Activity: Please reproduce each line of the data below exactly as shown.

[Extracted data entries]
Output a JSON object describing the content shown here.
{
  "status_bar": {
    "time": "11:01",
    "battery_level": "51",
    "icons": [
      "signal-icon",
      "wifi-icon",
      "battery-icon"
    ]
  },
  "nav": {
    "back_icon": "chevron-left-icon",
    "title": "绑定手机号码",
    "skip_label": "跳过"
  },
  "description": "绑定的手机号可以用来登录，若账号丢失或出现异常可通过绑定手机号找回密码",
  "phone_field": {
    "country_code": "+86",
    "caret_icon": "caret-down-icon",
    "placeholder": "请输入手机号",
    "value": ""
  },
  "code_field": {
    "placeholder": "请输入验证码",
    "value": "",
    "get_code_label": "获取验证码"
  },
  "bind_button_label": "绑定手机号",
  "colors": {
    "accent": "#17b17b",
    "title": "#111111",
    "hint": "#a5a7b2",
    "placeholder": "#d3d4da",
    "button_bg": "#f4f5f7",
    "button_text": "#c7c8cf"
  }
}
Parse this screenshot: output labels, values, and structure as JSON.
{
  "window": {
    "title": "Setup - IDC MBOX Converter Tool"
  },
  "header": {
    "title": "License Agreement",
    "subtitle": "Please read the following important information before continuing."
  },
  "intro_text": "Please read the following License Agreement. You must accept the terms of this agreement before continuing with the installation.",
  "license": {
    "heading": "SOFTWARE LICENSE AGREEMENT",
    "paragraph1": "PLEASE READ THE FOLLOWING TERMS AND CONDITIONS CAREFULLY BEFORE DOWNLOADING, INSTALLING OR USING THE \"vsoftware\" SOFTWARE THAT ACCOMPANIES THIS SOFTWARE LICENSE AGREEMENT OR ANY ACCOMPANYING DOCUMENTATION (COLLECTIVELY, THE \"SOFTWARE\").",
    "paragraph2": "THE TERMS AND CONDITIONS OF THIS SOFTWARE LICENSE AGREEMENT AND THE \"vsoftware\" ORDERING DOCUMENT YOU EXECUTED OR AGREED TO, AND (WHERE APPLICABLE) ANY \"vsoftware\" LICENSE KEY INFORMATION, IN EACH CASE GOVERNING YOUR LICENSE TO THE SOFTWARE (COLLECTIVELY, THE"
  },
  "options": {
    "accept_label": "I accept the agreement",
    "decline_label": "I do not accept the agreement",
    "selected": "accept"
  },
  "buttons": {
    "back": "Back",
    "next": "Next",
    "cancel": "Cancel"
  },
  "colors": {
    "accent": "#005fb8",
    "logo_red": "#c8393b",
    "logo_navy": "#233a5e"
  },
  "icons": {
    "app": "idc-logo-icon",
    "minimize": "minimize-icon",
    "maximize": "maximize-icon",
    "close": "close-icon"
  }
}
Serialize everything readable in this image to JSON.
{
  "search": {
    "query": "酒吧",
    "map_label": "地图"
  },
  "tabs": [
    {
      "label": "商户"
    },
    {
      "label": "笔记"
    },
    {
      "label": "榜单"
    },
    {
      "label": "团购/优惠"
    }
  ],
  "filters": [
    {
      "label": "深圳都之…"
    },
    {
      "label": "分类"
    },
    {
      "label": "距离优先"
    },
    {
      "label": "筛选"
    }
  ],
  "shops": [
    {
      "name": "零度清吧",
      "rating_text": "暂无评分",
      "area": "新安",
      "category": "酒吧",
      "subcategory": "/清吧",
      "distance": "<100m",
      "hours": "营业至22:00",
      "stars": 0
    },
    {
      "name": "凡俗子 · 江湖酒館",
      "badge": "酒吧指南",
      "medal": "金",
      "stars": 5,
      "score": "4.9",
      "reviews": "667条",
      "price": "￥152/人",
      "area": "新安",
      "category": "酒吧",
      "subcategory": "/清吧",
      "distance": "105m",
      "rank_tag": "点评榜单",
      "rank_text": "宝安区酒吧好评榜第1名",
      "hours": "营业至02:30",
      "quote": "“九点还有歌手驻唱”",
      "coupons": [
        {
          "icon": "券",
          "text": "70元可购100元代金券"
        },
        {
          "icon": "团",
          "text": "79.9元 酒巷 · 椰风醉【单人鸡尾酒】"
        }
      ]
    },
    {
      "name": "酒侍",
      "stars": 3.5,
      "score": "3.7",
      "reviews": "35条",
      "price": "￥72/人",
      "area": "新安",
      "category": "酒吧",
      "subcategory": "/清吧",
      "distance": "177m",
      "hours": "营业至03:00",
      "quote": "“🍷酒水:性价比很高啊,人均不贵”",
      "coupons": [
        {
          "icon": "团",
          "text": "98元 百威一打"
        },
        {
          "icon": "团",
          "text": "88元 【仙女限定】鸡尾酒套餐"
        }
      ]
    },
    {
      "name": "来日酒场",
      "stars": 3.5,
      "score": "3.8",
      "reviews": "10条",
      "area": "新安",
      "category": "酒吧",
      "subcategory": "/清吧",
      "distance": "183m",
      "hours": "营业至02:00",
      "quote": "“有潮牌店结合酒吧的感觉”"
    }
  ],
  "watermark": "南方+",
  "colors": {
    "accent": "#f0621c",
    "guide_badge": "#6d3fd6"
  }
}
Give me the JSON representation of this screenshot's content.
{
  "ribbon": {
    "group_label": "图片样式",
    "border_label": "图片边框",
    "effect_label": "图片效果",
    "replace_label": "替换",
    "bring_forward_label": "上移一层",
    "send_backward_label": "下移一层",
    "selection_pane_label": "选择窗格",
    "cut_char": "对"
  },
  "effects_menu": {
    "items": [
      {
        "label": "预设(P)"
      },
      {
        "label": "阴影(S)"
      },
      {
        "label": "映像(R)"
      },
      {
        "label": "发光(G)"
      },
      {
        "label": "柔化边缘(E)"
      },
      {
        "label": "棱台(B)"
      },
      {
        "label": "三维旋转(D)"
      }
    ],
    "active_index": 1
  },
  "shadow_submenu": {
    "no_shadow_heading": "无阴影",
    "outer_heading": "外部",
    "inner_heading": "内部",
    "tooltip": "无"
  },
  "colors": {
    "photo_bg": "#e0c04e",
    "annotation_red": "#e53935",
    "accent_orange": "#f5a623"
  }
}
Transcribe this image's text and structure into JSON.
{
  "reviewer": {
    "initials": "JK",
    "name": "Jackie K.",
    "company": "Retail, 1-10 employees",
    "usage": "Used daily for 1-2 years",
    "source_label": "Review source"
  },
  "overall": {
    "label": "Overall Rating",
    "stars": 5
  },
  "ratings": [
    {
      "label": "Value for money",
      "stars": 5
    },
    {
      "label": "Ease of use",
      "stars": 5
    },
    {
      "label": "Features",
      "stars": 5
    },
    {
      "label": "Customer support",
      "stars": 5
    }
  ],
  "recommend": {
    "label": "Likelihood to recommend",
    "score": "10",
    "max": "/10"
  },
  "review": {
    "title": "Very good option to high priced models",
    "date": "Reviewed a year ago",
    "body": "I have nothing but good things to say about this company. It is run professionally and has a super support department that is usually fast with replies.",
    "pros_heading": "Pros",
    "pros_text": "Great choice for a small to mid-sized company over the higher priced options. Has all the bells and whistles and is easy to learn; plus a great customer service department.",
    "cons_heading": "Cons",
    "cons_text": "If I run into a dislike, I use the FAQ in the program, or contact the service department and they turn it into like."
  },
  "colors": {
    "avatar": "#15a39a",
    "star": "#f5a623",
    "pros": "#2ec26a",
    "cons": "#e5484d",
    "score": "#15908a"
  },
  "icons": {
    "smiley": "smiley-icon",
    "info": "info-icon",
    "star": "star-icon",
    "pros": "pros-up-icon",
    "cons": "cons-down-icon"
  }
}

Your solution:
Output a JSON object describing the content shown here.
{
  "status_bar": {
    "time": "11:01",
    "battery_level": "51",
    "icons": [
      "signal-icon",
      "wifi-icon",
      "battery-icon"
    ]
  },
  "nav": {
    "back_icon": "chevron-left-icon",
    "title": "绑定手机号码",
    "skip_label": "跳过"
  },
  "description": "绑定的手机号可以用来登录，若账号丢失或出现异常可通过绑定手机号找回密码",
  "phone_field": {
    "country_code": "+86",
    "caret_icon": "caret-down-icon",
    "placeholder": "请输入手机号",
    "value": ""
  },
  "code_field": {
    "placeholder": "请输入验证码",
    "value": "",
    "get_code_label": "获取验证码"
  },
  "bind_button_label": "绑定手机号",
  "colors": {
    "accent": "#17b17b",
    "title": "#111111",
    "hint": "#a5a7b2",
    "placeholder": "#d3d4da",
    "button_bg": "#f4f5f7",
    "button_text": "#c7c8cf"
  }
}
Parse this screenshot: output labels, values, and structure as JSON.
{
  "window": {
    "title": "Setup - IDC MBOX Converter Tool"
  },
  "header": {
    "title": "License Agreement",
    "subtitle": "Please read the following important information before continuing."
  },
  "intro_text": "Please read the following License Agreement. You must accept the terms of this agreement before continuing with the installation.",
  "license": {
    "heading": "SOFTWARE LICENSE AGREEMENT",
    "paragraph1": "PLEASE READ THE FOLLOWING TERMS AND CONDITIONS CAREFULLY BEFORE DOWNLOADING, INSTALLING OR USING THE \"vsoftware\" SOFTWARE THAT ACCOMPANIES THIS SOFTWARE LICENSE AGREEMENT OR ANY ACCOMPANYING DOCUMENTATION (COLLECTIVELY, THE \"SOFTWARE\").",
    "paragraph2": "THE TERMS AND CONDITIONS OF THIS SOFTWARE LICENSE AGREEMENT AND THE \"vsoftware\" ORDERING DOCUMENT YOU EXECUTED OR AGREED TO, AND (WHERE APPLICABLE) ANY \"vsoftware\" LICENSE KEY INFORMATION, IN EACH CASE GOVERNING YOUR LICENSE TO THE SOFTWARE (COLLECTIVELY, THE"
  },
  "options": {
    "accept_label": "I accept the agreement",
    "decline_label": "I do not accept the agreement",
    "selected": "accept"
  },
  "buttons": {
    "back": "Back",
    "next": "Next",
    "cancel": "Cancel"
  },
  "colors": {
    "accent": "#005fb8",
    "logo_red": "#c8393b",
    "logo_navy": "#233a5e"
  },
  "icons": {
    "app": "idc-logo-icon",
    "minimize": "minimize-icon",
    "maximize": "maximize-icon",
    "close": "close-icon"
  }
}
Serialize everything readable in this image to JSON.
{
  "search": {
    "query": "酒吧",
    "map_label": "地图"
  },
  "tabs": [
    {
      "label": "商户"
    },
    {
      "label": "笔记"
    },
    {
      "label": "榜单"
    },
    {
      "label": "团购/优惠"
    }
  ],
  "filters": [
    {
      "label": "深圳都之…"
    },
    {
      "label": "分类"
    },
    {
      "label": "距离优先"
    },
    {
      "label": "筛选"
    }
  ],
  "shops": [
    {
      "name": "零度清吧",
      "rating_text": "暂无评分",
      "area": "新安",
      "category": "酒吧",
      "subcategory": "/清吧",
      "distance": "<100m",
      "hours": "营业至22:00",
      "stars": 0
    },
    {
      "name": "凡俗子 · 江湖酒館",
      "badge": "酒吧指南",
      "medal": "金",
      "stars": 5,
      "score": "4.9",
      "reviews": "667条",
      "price": "￥152/人",
      "area": "新安",
      "category": "酒吧",
      "subcategory": "/清吧",
      "distance": "105m",
      "rank_tag": "点评榜单",
      "rank_text": "宝安区酒吧好评榜第1名",
      "hours": "营业至02:30",
      "quote": "“九点还有歌手驻唱”",
      "coupons": [
        {
          "icon": "券",
          "text": "70元可购100元代金券"
        },
        {
          "icon": "团",
          "text": "79.9元 酒巷 · 椰风醉【单人鸡尾酒】"
        }
      ]
    },
    {
      "name": "酒侍",
      "stars": 3.5,
      "score": "3.7",
      "reviews": "35条",
      "price": "￥72/人",
      "area": "新安",
      "category": "酒吧",
      "subcategory": "/清吧",
      "distance": "177m",
      "hours": "营业至03:00",
      "quote": "“🍷酒水:性价比很高啊,人均不贵”",
      "coupons": [
        {
          "icon": "团",
          "text": "98元 百威一打"
        },
        {
          "icon": "团",
          "text": "88元 【仙女限定】鸡尾酒套餐"
        }
      ]
    },
    {
      "name": "来日酒场",
      "stars": 3.5,
      "score": "3.8",
      "reviews": "10条",
      "area": "新安",
      "category": "酒吧",
      "subcategory": "/清吧",
      "distance": "183m",
      "hours": "营业至02:00",
      "quote": "“有潮牌店结合酒吧的感觉”"
    }
  ],
  "watermark": "南方+",
  "colors": {
    "accent": "#f0621c",
    "guide_badge": "#6d3fd6"
  }
}
Give me the JSON representation of this screenshot's content.
{
  "ribbon": {
    "group_label": "图片样式",
    "border_label": "图片边框",
    "effect_label": "图片效果",
    "replace_label": "替换",
    "bring_forward_label": "上移一层",
    "send_backward_label": "下移一层",
    "selection_pane_label": "选择窗格",
    "cut_char": "对"
  },
  "effects_menu": {
    "items": [
      {
        "label": "预设(P)"
      },
      {
        "label": "阴影(S)"
      },
      {
        "label": "映像(R)"
      },
      {
        "label": "发光(G)"
      },
      {
        "label": "柔化边缘(E)"
      },
      {
        "label": "棱台(B)"
      },
      {
        "label": "三维旋转(D)"
      }
    ],
    "active_index": 1
  },
  "shadow_submenu": {
    "no_shadow_heading": "无阴影",
    "outer_heading": "外部",
    "inner_heading": "内部",
    "tooltip": "无"
  },
  "colors": {
    "photo_bg": "#e0c04e",
    "annotation_red": "#e53935",
    "accent_orange": "#f5a623"
  }
}
Transcribe this image's text and structure into JSON.
{
  "reviewer": {
    "initials": "JK",
    "name": "Jackie K.",
    "company": "Retail, 1-10 employees",
    "usage": "Used daily for 1-2 years",
    "source_label": "Review source"
  },
  "overall": {
    "label": "Overall Rating",
    "stars": 5
  },
  "ratings": [
    {
      "label": "Value for money",
      "stars": 5
    },
    {
      "label": "Ease of use",
      "stars": 5
    },
    {
      "label": "Features",
      "stars": 5
    },
    {
      "label": "Customer support",
      "stars": 5
    }
  ],
  "recommend": {
    "label": "Likelihood to recommend",
    "score": "10",
    "max": "/10"
  },
  "review": {
    "title": "Very good option to high priced models",
    "date": "Reviewed a year ago",
    "body": "I have nothing but good things to say about this company. It is run professionally and has a super support department that is usually fast with replies.",
    "pros_heading": "Pros",
    "pros_text": "Great choice for a small to mid-sized company over the higher priced options. Has all the bells and whistles and is easy to learn; plus a great customer service department.",
    "cons_heading": "Cons",
    "cons_text": "If I run into a dislike, I use the FAQ in the program, or contact the service department and they turn it into like."
  },
  "colors": {
    "avatar": "#15a39a",
    "star": "#f5a623",
    "pros": "#2ec26a",
    "cons": "#e5484d",
    "score": "#15908a"
  },
  "icons": {
    "smiley": "smiley-icon",
    "info": "info-icon",
    "star": "star-icon",
    "pros": "pros-up-icon",
    "cons": "cons-down-icon"
  }
}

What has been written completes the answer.